NICs threshold raised by £3000 and income tax to fall 1% by 2024
Chancellor Rishi Sunak delivered the Spring Statement as the government outlined its plans to combat the cost of living crisis, which has seen inflation hit a 30-year high of 6.2%.
Despite the cost of living and fuel prices soaring, Sunak confirmed the controversial Social Care Levy will go ahead next month as planned, ignoring pleas from business experts to delay or scrap the changes altogether.
However, he has raised the national insurance threshold by £3,000 to £12,570, putting it in line with income tax. He also promised a cut to the basic rate of income tax from 20 per cent to 19 per cent by the end of parliament in 2024.
The move, Sunak said, will help low to middle-income earners.
NICs to align with income tax
The Chancellor told the House of Commons: “There is now a dedicated funding source for the country’s top priority, the NHS and social care, providing funding over the long-term as demand grows, with every penny going straight to health and care.
“If it goes, then so does the funding and that funding is needed now.
“[…] Our current plan is to increase the NICs threshold this year by £300. But I am not going to do that, I’m going to increase it by a full £3,000, delivering our promise to fully equalise the NICs and income tax thresholds.
“From this July, people will be able to earn £12,570 a year without paying a single penny in income tax or national insurance. That is a £6bn personal tax cut for 30 million people across the United Kingdom.”
Sunak added that increasing the NICs threshold would not only be worth over £330 a year for people, but “around 70 per cent of all workers will have their taxes cut by more than the amount they pay through the new levy.”
However, Rebecca Seeley-Harris asked on LinkedIn why the Chancellor didn’t go further: “He (Sunak) has raised the NICs rate threshold to the same as income tax, so why not just go the whole hog and combine them!”
And Joanne Harris, Head of Technical, Compliance and Payroll at Parasol Group, said the NICs rise would come as a “double-whammy” to umbrella workers, whose take-home pay will be impacted by rising employer and employee national insurance contributions above the threshold.
1% income tax cut too little too late
In response to the 1% income tax cut, which the Chancellor said will be introduced by 2024 – sparking rumours of a general election – Seb Maley, CEO of insurance provider Qdos, said: “The Chancellor may have pulled a rabbit from his hat with the 1% cut to income tax, but the reality is, by 2024, it could be too late.
“What’s more, this headline-grabbing measure will do little for limited company owners who slip through the cracks – just as they did during the pandemic.”
But Maley did welcome the £3,000 increase to the NICs threshold adding that it will “ease the pressure of rising costs for all self-employed workers, whether sole traders or limited company contractors.”
Fuel duty cut by 5p per litre
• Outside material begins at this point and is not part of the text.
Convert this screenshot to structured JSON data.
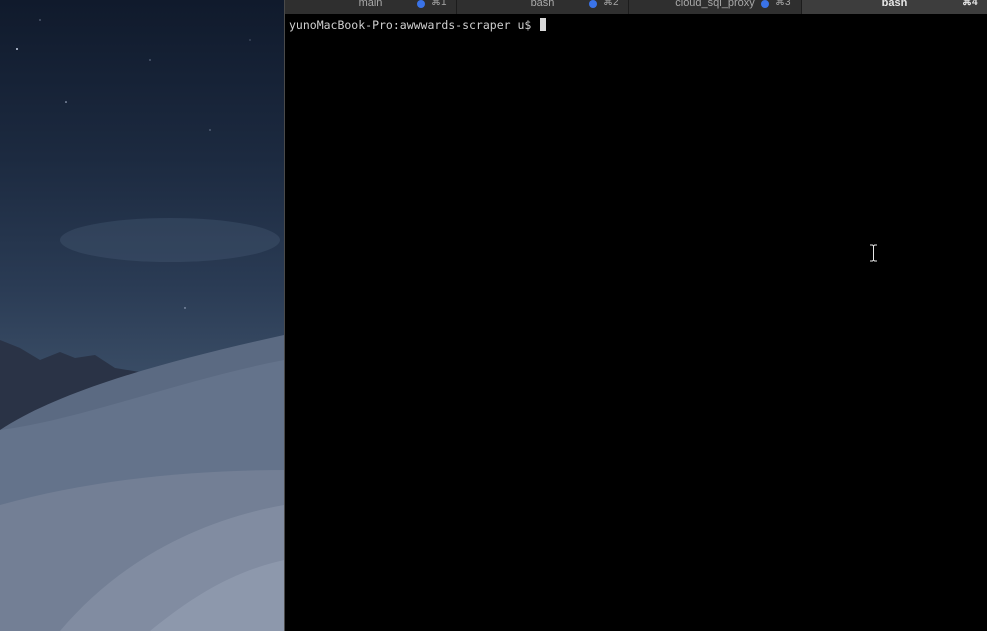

In light of the rising petrol and diesel prices, which have skyrocketed since Russia invaded Ukraine, Sunak announced a fuel duty cut of 5p per litre.
Currently, it sits at 57.95p per litre plus 20 per cent VAT applied on top. The price cut comes into effect at 6pm today and will be in place for 12 months.
On this, IPSE’s Andy Chamberlain shared his view: “While we welcome some of the measures announced today, such as the cut to fuel duty by 5p per litre, Rishi Sunak’s announcements today still don’t go far enough for thousands of freelancers that are recovering from the economic uncertainty caused by the pandemic.
He added: “Overall, today’s statement will do little to reassure self-employed households, already struggling as a result of existing government policies such as IR35, and now facing historic inflationary pressures.”
Labour hits back at Spring Statement
Responding to the measures announced in the Spring Statement, Shadow Chancellor Rachel Reeves, was critical of the Chancellor’s reluctance to introduce a windfall tax on oil and gas companies.
She said: “He (Sunak) continues to defend the record profits of the oil and gas producers who themselves admit that they now have “more money than they know what to do with.”
“When I set out Labour’s plans for a windfall tax in January, we estimated that it would have raised £1.2 billion. Now, because of the continued rise in global oil and gas prices, it would today raise over £3 billion. That’s money that could be used to help families, pensioners and businesses.”
The MP for Leeds West also said: “Today was the day he could have properly scrapped his national insurance hike. But he didn’t.”